How to Interpret the Engineering Data
Optical Displacement Sensors
Diffuse-reflective Sensors and Regular-reflective Sensors
|Linearity Characteristic for Different Materials|
|Example: Characteristic of the ZX2-LD50 ||Example: Characteristic of the ZX2-LD50V |
This graph shows the amount of error in the measurement distance based on the material of the object.
The error values shown are based on the values at the measurement center distance after tuning is performed.
Lower error values indicate more accurate measurement and detection. When selecting a model, choose one that provides an acceptable level of error for your application.
This characteristic applies when both the Sensor and the object are stationary.
The X-axis displacement indicates the measurement distance displayed on the Amplifier Unit. The measurement distance displayed on the Amplifier Unit is 0 at the measurement center distance, positive when in the near side of the measurement range, and negative when in the far side of the measurement range.
|Example: Characteristic of the ZX2-LD50 ||Example: Characteristic of the ZX2-LD50 |
The angle characteristic plots the maximum value of the inclination of the workpiece and the error in the analog output within the measurement range.
At around -10.5° (the exact angle depends on the model), the amount of error increases due to regular-reflective light in relation to the optical axis of the Sensor. This affects Diffuse-reflective Sensors only.
The characteristic data are reference values. These characteristics depend on the detection conditions.
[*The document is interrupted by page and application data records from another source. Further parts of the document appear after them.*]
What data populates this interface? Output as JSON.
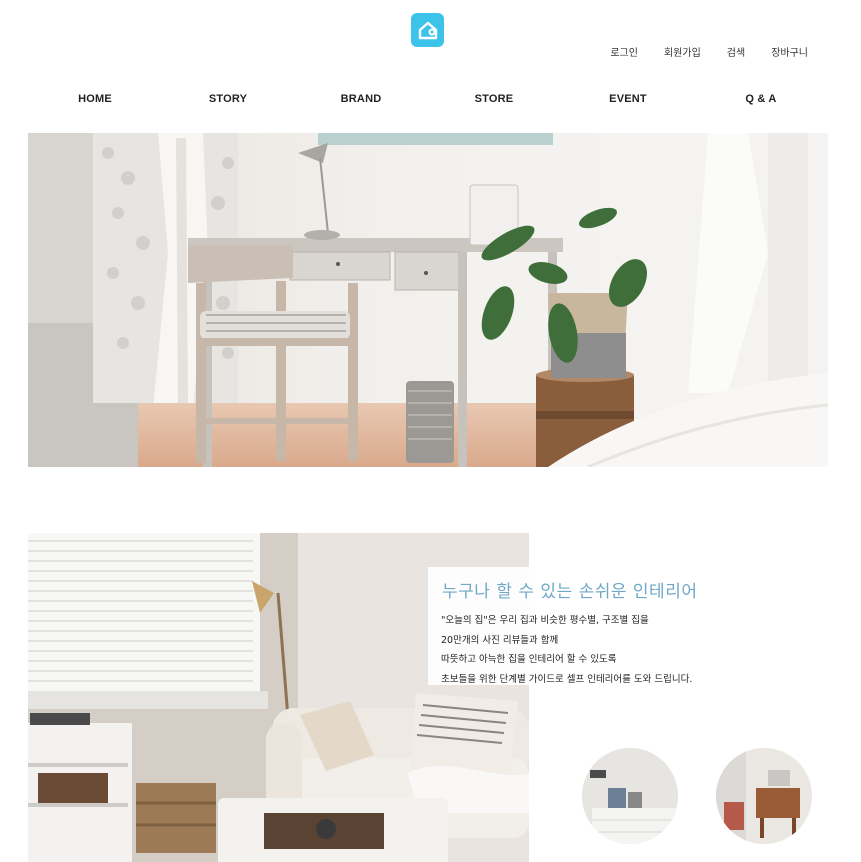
{
  "header": {
    "logo_icon": "house-icon",
    "brand_color": "#3cc3ea",
    "util_links": [
      "로그인",
      "회원가입",
      "검색",
      "장바구니"
    ]
  },
  "nav": {
    "items": [
      "HOME",
      "STORY",
      "BRAND",
      "STORE",
      "EVENT",
      "Q & A"
    ]
  },
  "intro": {
    "title": "누구나 할 수 있는 손쉬운 인테리어",
    "lines": [
      "\"오늘의 집\"은 우리 집과 비슷한 평수별, 구조별 집을",
      "20만개의 사진 리뷰들과 함께",
      "따뜻하고 아늑한 집을 인테리어 할 수 있도록",
      "초보들을 위한 단계별 가이드로 셀프 인테리어를 도와 드립니다."
    ],
    "title_color": "#6fa8c7"
  }
}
Always test performance in your own operating environment. (For other details, refer to the datasheets and user's manual for each product.)